It all started in 2007. After working for years in preventative medicine and pediatrics, the then-31-year-old Parkinson had just finished a residency at Johns Hopkins Center for Innovation in Quality Patient Care.
He watched doctors treat up to 40 patients a day and have at least four staff members each to handle the nitty-gritty paperwork.
“It’s around 70 percent overhead,” he says. “It wasn’t like this decades ago. Doctors served their neighborhoods, took cash, and didn’t charge a lot because there was so little overhead. So I designed a process that went back to this model, looking at it from the patient’s perspective, and just injected a little technology.”
With $1,500, he set up a house-call-only practice in his Brooklyn, New York, neighborhood, serving only two zip codes. He created a website through Apple’s iWeb that featured his resume, and posted his schedule on a Google Calendar so patient’s could enter in an appointment time online.
Whereas most practices deal with significant costs in office management, Parkinson’s start-up costs went to getting his license and buying tools, such as an otoscope and doctor’s bag.
The community’s response was immediate. Within six months, Parkinson had 400 patients, paying him from $100 to $200 per visit. (Read more on mobile payment tools for business.) In addition to old-fashioned face-to-face visits, Parkinson used whatever technology was convenient to keep in touch with his patients: e-mail, video chatting via Skype, or phone.
“About half of my patients actually had insurance. They just didn’t want to deal with the hassle of the process, so they came to me instead,” he says, adding he typically treated patients for minor chronic illnesses such as asthma and acne.
He garnered a significant amount of press from local bloggers (to the tune of seven million hits to his website in the first month), and he was soon touted by mainstream magazines like Esquire as the man who could revolutionize health care.

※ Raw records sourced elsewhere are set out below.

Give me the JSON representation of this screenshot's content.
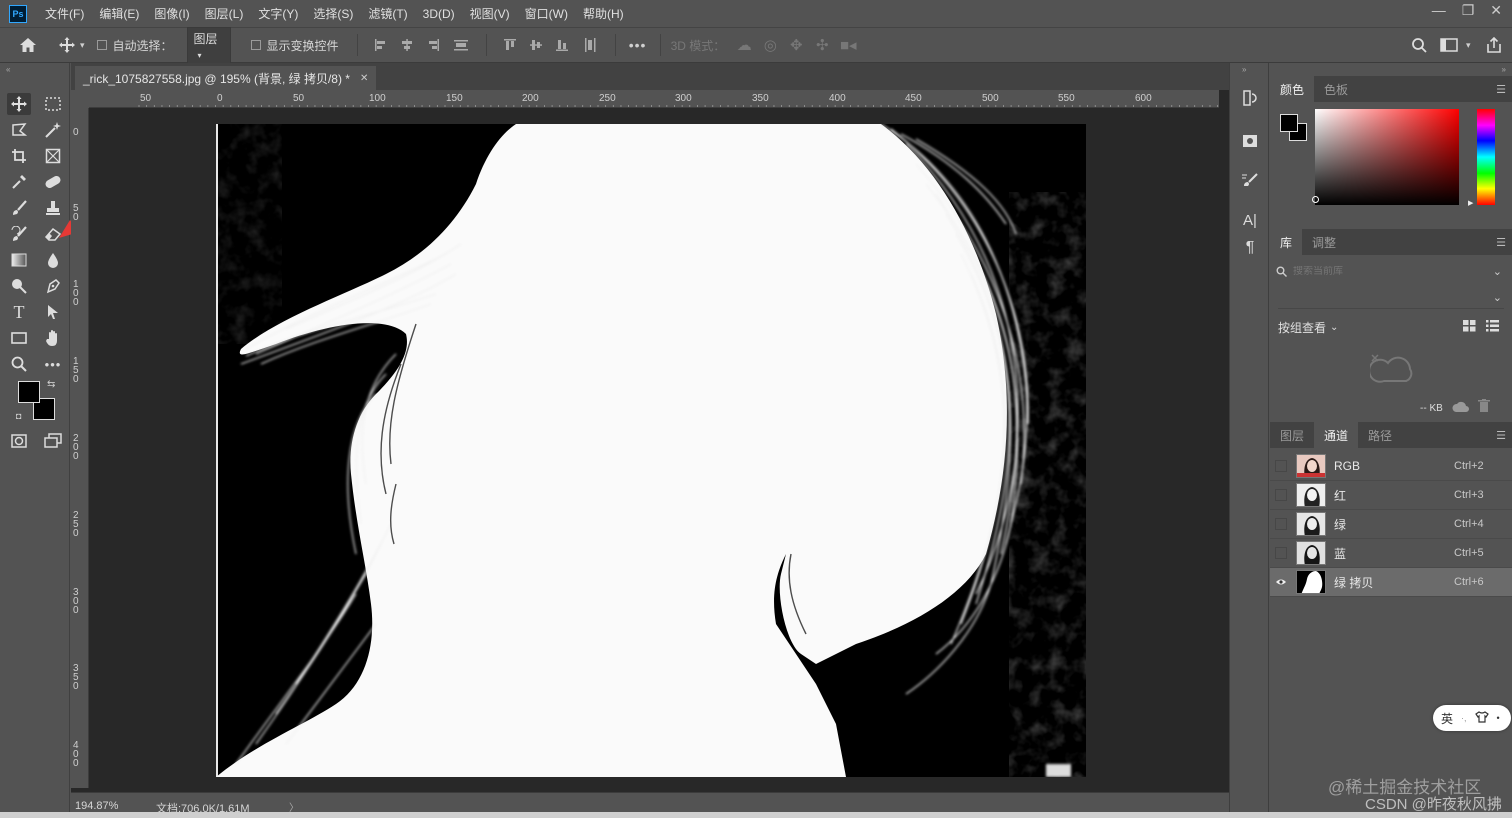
{
  "app": {
    "logo": "Ps"
  },
  "menu": [
    "文件(F)",
    "编辑(E)",
    "图像(I)",
    "图层(L)",
    "文字(Y)",
    "选择(S)",
    "滤镜(T)",
    "3D(D)",
    "视图(V)",
    "窗口(W)",
    "帮助(H)"
  ],
  "window_controls": {
    "minimize": "—",
    "restore": "❐",
    "close": "✕"
  },
  "options": {
    "auto_select_label": "自动选择：",
    "auto_select_target": "图层",
    "show_transform_label": "显示变换控件",
    "mode_3d_label": "3D 模式："
  },
  "document": {
    "tab_title": "_rick_1075827558.jpg @ 195% (背景, 绿 拷贝/8) *",
    "close_icon": "✕"
  },
  "ruler_h": [
    "50",
    "0",
    "50",
    "100",
    "150",
    "200",
    "250",
    "300",
    "350",
    "400",
    "450",
    "500",
    "550",
    "600"
  ],
  "ruler_v": [
    "0",
    "5 0",
    "1 0 0",
    "1 5 0",
    "2 0 0",
    "2 5 0",
    "3 0 0",
    "3 5 0",
    "4 0 0"
  ],
  "status": {
    "zoom": "194.87%",
    "doc_size": "文档:706.0K/1.61M",
    "arrow": "〉"
  },
  "color_panel": {
    "tabs": [
      "颜色",
      "色板"
    ]
  },
  "library_panel": {
    "tabs": [
      "库",
      "调整"
    ],
    "search_placeholder": "搜索当前库",
    "view_by": "按组查看",
    "size": "-- KB"
  },
  "channels_panel": {
    "tabs": [
      "图层",
      "通道",
      "路径"
    ],
    "rows": [
      {
        "name": "RGB",
        "shortcut": "Ctrl+2",
        "visible": false
      },
      {
        "name": "红",
        "shortcut": "Ctrl+3",
        "visible": false
      },
      {
        "name": "绿",
        "shortcut": "Ctrl+4",
        "visible": false
      },
      {
        "name": "蓝",
        "shortcut": "Ctrl+5",
        "visible": false
      },
      {
        "name": "绿 拷贝",
        "shortcut": "Ctrl+6",
        "visible": true
      }
    ]
  },
  "ime": {
    "label": "英"
  },
  "watermark": {
    "line1": "@稀土掘金技术社区",
    "line2": "CSDN @昨夜秋风拂"
  },
  "colors": {
    "accent": "#31a8ff",
    "panel_bg": "#535353",
    "canvas_bg": "#282828"
  }
}
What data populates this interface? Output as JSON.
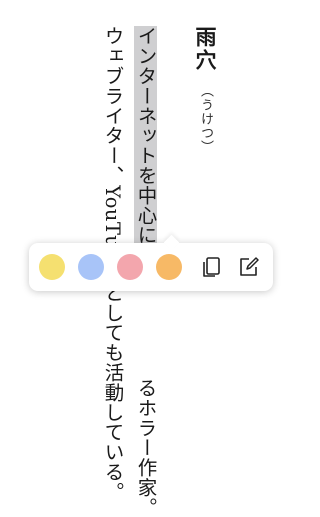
{
  "article": {
    "title": "雨穴",
    "ruby": "（うけつ）",
    "line1": {
      "highlighted": "インターネットを中心に活",
      "rest": "るホラー作家。"
    },
    "line2": "ウェブライター、YouTuberとしても活動している。"
  },
  "toolbar": {
    "colors": [
      "#f5e070",
      "#a8c4f8",
      "#f3a6ad",
      "#f7b966"
    ],
    "icons": [
      "copy-icon",
      "edit-note-icon"
    ]
  }
}
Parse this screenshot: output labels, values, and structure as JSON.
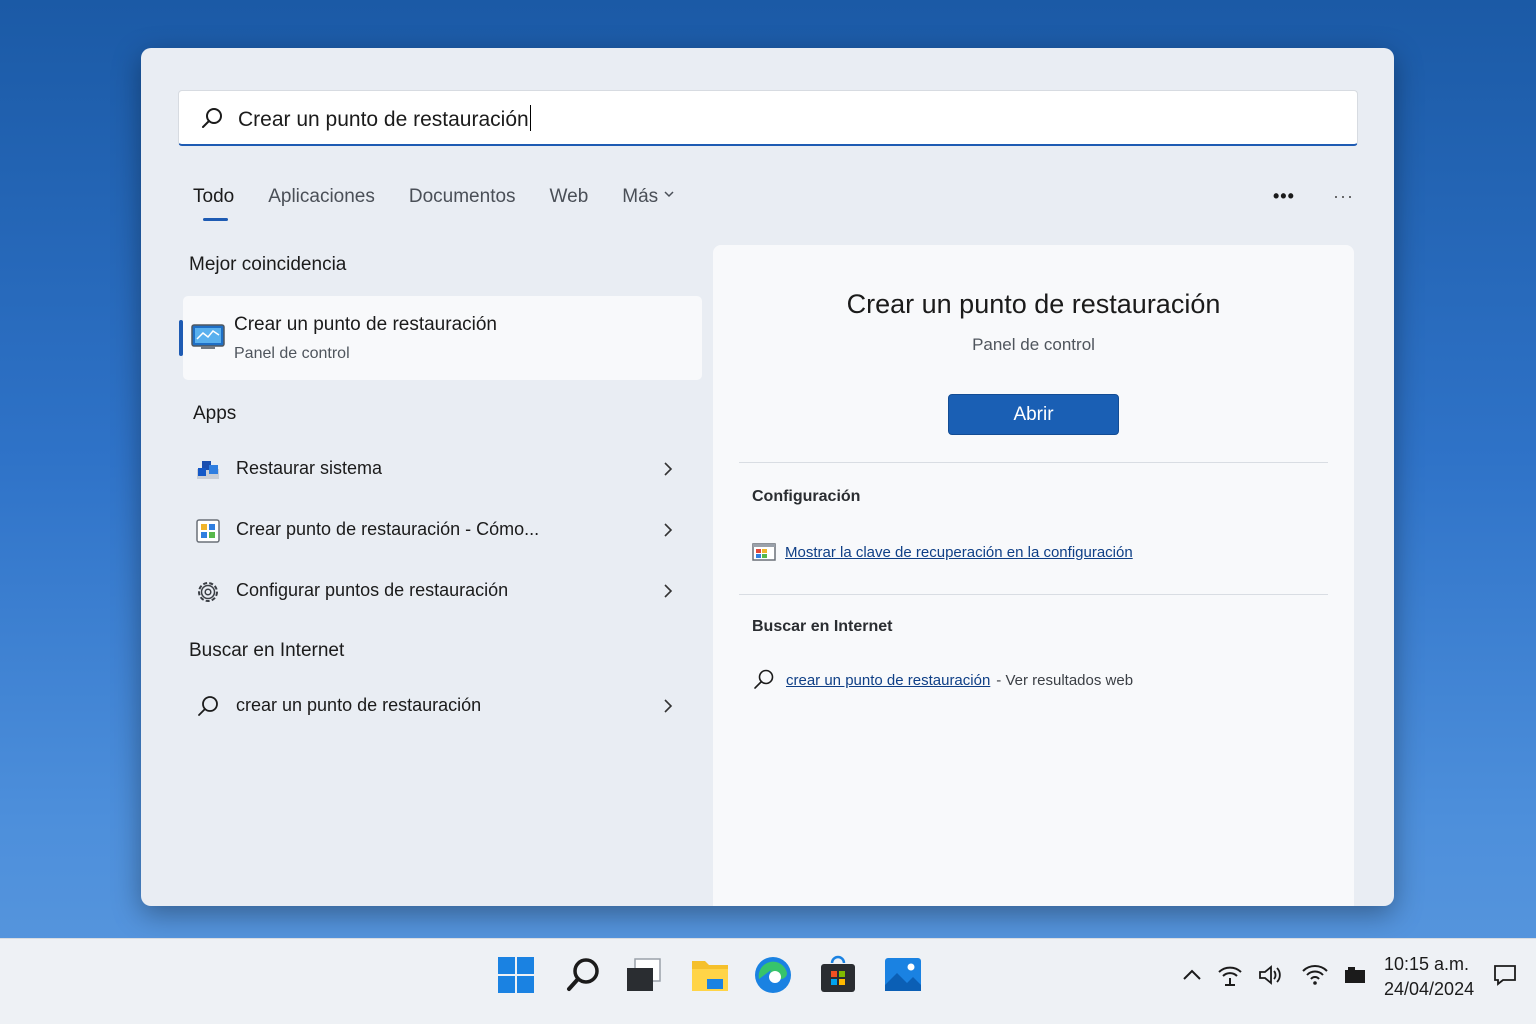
{
  "search": {
    "value": "Crear un punto de restauración"
  },
  "tabs": [
    {
      "label": "Todo"
    },
    {
      "label": "Aplicaciones"
    },
    {
      "label": "Documentos"
    },
    {
      "label": "Web"
    },
    {
      "label": "Más"
    }
  ],
  "left": {
    "best_match_title": "Mejor coincidencia",
    "best_match": {
      "title": "Crear un punto de restauración",
      "subtitle": "Panel de control",
      "icon": "control-panel-icon"
    },
    "apps_title": "Apps",
    "apps": [
      {
        "label": "Restaurar sistema",
        "icon": "system-restore-icon"
      },
      {
        "label": "Crear punto de restauración - Cómo...",
        "icon": "help-page-icon"
      },
      {
        "label": "Configurar puntos de restauración",
        "icon": "gear-icon"
      }
    ],
    "web_title": "Buscar en Internet",
    "web_item": {
      "label": "crear un punto de restauración",
      "icon": "search-icon"
    }
  },
  "preview": {
    "title": "Crear un punto de restauración",
    "subtitle": "Panel de control",
    "open_label": "Abrir",
    "settings_title": "Configuración",
    "settings_link": "Mostrar la clave de recuperación en la configuración",
    "web_title": "Buscar en Internet",
    "web_link": "crear un punto de restauración",
    "web_suffix": "- Ver resultados web"
  },
  "taskbar": {
    "apps": [
      "start-icon",
      "search-icon",
      "task-view-icon",
      "file-explorer-icon",
      "edge-icon",
      "store-icon",
      "photos-icon"
    ],
    "tray": [
      "chevron-up-icon",
      "network-icon",
      "volume-icon",
      "wifi-icon",
      "battery-icon"
    ],
    "time": "10:15 a.m.",
    "date": "24/04/2024"
  },
  "colors": {
    "accent": "#1a5fb4",
    "link": "#0f3f86",
    "window_bg": "#e9edf3",
    "preview_bg": "#f8f9fb"
  }
}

An excellent example for some insider to attack on a big issue with limited technology.